The research, entitled Green Inhibitors for Lean Subsea tiebacks or Project GRILS, marks the first time Woodside has collaborated simultaneously with CSIRO and the University of Western Australia (UWA). “We’re accessing the expertise of the three groups and collaborating to develop a fit-for-purpose technical and commercial outcome,” explains principal production chemist Stuart McKay.
Project GRILS aims to design new anti- agglomerant (AA) molecules to prevent gas hydrates forming blockages in subsea pipelines and equipment. This would provide a feasible alternative to traditional thermodynamic hydrate prevention systems such as Monoethylene Glycol (MEG), currently used to inhibit the formation of gas hydrates but which require significant infrastructure and thus investment.
As an alternative to MEG, low dose hydrate inhibitors (LDHI), including AAs, are commonly used in the Gulf of Mexico and other locations. However, because of their historic environmental profile, they are not used in Australia. The AA chemicals currently available are potentially harmful to the environment, and expensive. Plus, they can adversely affect fluid separation efficiency.
So Project GRILS aims to design AA molecules which are “green”, commercially acceptable and which won’t impact production, allowing us to reduce the cost of our subsea facilities. Stuart points out that Woodside is not itself entering into molecular chemical synthesis. n“Woodside is contributing operational knowledge and end user customer requirements; CSIRO is supplying synthesis and knowledge of molecular manufacture; and UWA will be performing product qualification and testing,” he says.
Phase 1 of Project GRILS was launched in Q1 2017 and will run for a year. It will encompass the custom design of molecules, benchmarking against existing chemicals and environmental screening.
CSIRO senior research scientist Colin Wood and his team of research chemists are utilising the Rapid Automated Materials and Processing (RAMP) robotic system in Melbourne to design a “library” of target inhibitors. “The robotics mean we can develop significant numbers of prototype materials very quickly,” Colin says.

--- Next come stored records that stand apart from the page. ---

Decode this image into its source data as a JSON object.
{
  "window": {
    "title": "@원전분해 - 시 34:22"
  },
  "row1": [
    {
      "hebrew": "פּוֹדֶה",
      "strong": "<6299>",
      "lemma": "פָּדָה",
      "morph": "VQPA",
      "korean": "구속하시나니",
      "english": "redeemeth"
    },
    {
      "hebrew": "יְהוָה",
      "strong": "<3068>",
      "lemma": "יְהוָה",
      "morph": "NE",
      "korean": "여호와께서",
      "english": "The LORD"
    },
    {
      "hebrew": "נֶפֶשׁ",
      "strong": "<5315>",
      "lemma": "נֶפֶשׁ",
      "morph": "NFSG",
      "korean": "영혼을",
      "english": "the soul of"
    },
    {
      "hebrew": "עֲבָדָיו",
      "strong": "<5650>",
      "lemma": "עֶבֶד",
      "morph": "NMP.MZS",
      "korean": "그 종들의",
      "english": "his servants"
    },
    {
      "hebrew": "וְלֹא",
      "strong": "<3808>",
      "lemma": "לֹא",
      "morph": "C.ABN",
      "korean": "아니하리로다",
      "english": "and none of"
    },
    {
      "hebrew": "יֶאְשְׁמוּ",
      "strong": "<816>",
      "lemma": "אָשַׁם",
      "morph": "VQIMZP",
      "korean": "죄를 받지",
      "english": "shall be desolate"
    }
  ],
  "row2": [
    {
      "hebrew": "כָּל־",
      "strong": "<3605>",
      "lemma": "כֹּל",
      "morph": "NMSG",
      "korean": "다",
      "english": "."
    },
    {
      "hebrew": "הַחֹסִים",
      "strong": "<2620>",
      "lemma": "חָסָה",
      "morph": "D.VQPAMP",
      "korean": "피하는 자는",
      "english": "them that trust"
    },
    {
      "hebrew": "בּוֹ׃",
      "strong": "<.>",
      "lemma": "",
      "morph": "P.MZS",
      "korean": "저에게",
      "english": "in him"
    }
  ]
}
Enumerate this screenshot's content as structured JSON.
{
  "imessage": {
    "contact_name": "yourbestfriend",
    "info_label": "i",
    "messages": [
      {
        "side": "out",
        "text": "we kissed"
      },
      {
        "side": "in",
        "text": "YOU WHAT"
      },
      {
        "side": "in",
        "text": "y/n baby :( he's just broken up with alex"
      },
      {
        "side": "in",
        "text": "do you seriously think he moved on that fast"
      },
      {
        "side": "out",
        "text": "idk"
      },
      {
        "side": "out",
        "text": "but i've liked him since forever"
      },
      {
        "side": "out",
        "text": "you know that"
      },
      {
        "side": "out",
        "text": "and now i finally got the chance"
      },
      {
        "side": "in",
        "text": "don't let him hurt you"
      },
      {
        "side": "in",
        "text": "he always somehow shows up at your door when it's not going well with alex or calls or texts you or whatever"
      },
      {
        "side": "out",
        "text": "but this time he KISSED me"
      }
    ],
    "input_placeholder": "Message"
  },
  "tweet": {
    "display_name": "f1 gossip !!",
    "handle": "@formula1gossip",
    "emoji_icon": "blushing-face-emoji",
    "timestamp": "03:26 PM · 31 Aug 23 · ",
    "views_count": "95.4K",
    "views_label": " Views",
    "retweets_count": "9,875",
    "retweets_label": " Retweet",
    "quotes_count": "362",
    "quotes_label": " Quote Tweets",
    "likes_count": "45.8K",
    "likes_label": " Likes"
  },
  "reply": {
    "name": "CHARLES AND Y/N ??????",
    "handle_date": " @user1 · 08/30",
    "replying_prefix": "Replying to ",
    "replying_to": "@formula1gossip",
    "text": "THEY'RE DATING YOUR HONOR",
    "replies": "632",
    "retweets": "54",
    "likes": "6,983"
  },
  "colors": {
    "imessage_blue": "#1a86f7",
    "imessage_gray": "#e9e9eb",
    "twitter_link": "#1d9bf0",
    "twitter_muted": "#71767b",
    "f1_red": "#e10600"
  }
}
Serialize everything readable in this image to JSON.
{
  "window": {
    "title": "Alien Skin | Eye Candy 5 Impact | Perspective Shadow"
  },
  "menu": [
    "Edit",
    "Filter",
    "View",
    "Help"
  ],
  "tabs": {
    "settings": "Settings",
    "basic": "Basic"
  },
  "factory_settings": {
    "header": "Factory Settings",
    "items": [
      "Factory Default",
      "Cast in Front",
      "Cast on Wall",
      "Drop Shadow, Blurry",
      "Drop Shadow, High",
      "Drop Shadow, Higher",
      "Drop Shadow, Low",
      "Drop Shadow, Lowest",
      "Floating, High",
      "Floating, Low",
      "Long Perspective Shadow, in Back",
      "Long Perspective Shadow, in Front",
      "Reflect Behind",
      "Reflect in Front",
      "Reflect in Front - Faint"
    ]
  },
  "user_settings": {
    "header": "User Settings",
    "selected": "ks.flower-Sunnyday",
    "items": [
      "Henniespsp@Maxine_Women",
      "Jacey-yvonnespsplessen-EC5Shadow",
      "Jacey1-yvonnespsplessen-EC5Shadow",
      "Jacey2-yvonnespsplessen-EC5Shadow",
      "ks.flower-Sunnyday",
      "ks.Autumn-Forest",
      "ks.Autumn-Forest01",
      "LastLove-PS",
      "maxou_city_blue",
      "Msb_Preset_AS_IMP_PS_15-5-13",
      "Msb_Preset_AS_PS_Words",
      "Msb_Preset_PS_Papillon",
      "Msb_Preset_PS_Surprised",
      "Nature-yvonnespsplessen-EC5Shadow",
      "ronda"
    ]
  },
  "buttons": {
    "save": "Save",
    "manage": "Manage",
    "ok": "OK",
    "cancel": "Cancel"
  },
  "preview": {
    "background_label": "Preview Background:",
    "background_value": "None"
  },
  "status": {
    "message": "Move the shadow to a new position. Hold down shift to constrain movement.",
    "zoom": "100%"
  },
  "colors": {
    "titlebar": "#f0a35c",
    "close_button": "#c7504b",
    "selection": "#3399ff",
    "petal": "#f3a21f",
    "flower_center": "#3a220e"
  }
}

Zach Aman, associate professor of chemical and mechanical engineering at UWA, says: “This project will deploy the unique high-pressure sapphire autoclave for rapid screening of each chemical candidate under realistic pipeline conditions.” Phase 2 of GRILS, scheduled to last a further 12 to 24 months, plans to focus on potential chemicals via detailed testing and qualification, followed by pilot manufacture, product registration and commercialisation.
GRILS is sponsored by Technology, and technology development manager Hosi Sabavala says the designer chemicals will deliver a globally competitive technology that will drive down offshore development costs.
“The ability to utilise chemicals that can prevent hydrate formation and can be released safely and responsibly into the environment could have a step change in our future facilities’ capital and operating costs,” Hosi says. “This type of outcome has the potential to improve our position as a partner of choice within our expanding global footprint.”
Trunkline Q3 2017